Equipped with mimosas and muffins, 180 attendees at the INMA World Congress “Brainsnack” session filled the Nobel Suite at the Pullman Hotel and were greeted by INMA’s CEO and Executive Director Earl Wilkinson and Mukund Mohan, Brainsnacks’ energetic and engaging moderator.
Mohan likened Brainsnacks, which kicked off the INMA World Congress in London, to doing an 7-minute workout — get as much information on the stage as possible. The sessions featured 11 news media companies, sharing successful stories in quick 7-minute presentations.
Gareth Codd, commercial director of Fairfax Media in New Zealand, took the stage first. Codd focused on advertising, quickly explaining Fairfax Media’s involvement in the Kiwi Premium Exchange (KPEX).
KPEX is an ad sharing company between New Zealand’s top four media companies, founded in an effort to localise advertising programming. Prior to KPEX entering the national stage, only five companies shared more than 50% of digital display revenue in 2014. The media companies realised this spelled doom and spent eight weeks planning KPEX behind closed doors.
“There’s no point in being the tallest gnome in the garden,” Codd said. To sustain individual media companies and battle big groups such as Google and Facebook, collaboration was — and still is — a necessity.<>KPEX is one of the largest collaboration exchanges in the world. It provides a benchmark for performance of inventory. KPEX sets blind floor rates and releases full value of inventory.
Although any media person will admit collaborating with the opposition is difficult, it’s important, Codd said.
And it’s working. KPEX is growing. In terms of audience, it now maintains 70% of New Zealand’s market, Codd said.
Morten Blichmann, head of creative sales at Ekstra Bladet, a Danish tabloid, shared another successful digital advertising avenue. Ekstra Bladet focuses on colourful storytelling, as indicated by its homepage, crammed full of attention-grabbing headlines.
Ekstra Bladet is a market leader in the Danish media market.
“We have far more page views per month per user than our competitors,” Blichmann said. The company has achieved this statistic by engaging users with creative content: “Tell colourful and engaging stories.”
The company did so by hiring a group of creative people, connecting them with marketing specialists, and asking the team to do what they know.
“What we did was make a creative task force with creative people and advertisers,” Blichmann said.
The results are engaging and the possibilities are endless, he said: A dating series, investigative reporting that invites users to contribute, food waste competitions are just some of the projects that have come from the advertiser collaboration.

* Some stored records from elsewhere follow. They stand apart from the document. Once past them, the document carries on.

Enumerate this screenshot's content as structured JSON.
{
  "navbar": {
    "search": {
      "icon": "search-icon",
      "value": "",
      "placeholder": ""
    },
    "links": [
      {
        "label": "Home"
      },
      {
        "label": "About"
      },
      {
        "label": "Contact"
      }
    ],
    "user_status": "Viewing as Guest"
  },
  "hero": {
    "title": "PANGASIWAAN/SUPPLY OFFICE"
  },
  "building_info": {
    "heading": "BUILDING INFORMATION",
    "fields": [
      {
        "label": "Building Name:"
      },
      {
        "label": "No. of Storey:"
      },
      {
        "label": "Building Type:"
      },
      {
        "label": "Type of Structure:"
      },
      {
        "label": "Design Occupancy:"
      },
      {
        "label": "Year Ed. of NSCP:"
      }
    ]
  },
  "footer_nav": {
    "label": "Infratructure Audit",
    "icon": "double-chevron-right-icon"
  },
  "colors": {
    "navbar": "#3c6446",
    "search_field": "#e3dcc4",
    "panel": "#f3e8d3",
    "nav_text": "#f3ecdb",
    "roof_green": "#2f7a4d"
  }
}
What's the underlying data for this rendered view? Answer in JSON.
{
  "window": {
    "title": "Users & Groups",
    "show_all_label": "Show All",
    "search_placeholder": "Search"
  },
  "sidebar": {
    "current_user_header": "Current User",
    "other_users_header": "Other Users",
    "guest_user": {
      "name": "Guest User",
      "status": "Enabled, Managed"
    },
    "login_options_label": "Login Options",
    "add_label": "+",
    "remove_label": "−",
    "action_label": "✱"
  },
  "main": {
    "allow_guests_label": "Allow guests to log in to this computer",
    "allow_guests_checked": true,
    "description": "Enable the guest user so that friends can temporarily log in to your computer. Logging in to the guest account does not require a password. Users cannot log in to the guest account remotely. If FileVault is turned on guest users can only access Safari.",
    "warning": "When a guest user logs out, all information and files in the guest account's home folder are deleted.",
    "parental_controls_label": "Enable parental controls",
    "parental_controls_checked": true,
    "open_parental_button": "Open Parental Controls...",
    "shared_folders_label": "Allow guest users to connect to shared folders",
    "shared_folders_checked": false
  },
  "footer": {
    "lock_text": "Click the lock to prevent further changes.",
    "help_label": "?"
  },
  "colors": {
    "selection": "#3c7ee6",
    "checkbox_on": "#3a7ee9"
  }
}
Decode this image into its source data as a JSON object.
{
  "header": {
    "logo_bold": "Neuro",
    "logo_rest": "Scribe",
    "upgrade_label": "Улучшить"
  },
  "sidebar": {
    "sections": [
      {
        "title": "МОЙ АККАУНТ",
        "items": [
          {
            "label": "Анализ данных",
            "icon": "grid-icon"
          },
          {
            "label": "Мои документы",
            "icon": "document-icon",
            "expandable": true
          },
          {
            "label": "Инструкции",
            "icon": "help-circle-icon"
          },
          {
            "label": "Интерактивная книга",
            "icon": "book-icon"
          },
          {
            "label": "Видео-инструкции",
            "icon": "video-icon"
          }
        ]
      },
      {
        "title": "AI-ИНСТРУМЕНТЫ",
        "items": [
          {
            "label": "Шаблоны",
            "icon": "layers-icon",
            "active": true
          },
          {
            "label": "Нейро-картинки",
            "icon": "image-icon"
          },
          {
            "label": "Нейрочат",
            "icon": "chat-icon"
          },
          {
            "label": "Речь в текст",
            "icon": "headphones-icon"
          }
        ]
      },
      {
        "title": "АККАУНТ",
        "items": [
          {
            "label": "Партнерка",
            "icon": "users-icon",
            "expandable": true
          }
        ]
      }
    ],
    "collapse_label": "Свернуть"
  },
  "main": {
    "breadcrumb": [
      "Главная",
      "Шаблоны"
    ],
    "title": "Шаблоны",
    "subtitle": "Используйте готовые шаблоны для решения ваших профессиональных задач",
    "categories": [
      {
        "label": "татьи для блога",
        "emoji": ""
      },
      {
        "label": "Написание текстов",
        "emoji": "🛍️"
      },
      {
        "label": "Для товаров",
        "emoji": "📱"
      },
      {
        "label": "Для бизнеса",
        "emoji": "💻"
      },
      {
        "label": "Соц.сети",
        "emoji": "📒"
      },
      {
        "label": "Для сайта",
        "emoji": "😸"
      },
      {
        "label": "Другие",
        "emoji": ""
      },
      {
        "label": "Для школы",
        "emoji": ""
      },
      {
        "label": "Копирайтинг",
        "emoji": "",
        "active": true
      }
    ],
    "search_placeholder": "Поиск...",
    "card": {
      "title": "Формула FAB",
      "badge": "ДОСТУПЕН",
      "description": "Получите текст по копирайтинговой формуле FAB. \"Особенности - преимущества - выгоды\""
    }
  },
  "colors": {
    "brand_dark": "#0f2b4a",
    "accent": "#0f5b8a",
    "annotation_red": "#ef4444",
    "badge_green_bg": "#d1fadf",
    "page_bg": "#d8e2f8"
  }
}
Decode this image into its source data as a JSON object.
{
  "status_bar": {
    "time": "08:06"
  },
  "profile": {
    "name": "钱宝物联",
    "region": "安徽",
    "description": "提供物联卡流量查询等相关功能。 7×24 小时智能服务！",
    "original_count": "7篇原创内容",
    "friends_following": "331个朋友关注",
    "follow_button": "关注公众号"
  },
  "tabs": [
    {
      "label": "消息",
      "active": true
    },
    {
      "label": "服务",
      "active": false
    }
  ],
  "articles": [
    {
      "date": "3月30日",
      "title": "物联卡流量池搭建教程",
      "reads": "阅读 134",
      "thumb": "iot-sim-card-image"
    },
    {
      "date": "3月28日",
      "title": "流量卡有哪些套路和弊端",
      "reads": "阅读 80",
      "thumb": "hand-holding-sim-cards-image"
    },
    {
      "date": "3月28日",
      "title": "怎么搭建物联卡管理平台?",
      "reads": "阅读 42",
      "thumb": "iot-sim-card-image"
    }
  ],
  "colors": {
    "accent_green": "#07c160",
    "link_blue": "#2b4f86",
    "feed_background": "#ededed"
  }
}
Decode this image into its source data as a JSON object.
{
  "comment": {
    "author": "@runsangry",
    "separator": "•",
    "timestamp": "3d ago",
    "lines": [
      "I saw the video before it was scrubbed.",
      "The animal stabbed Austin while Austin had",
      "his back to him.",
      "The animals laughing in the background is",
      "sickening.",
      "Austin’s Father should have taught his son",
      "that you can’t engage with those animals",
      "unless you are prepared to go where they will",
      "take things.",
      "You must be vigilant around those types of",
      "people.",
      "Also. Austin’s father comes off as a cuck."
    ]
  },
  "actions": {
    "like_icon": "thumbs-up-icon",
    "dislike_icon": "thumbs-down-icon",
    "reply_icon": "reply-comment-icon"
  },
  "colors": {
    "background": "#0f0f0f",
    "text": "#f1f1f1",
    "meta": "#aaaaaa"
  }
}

“It allows us to do what we are the very best at in collaboration with our advertisers,” Blichmann explained. “It’s a win-win situation. Win for us because when we’re able to create engaging content it more or less sells itself. And a win for our advertisers because they’re looking for new ways to engage users with their content.”
Blichmann summed his message up succinctly: If you have the right people and make the right content, both revenue and engagement will benefit.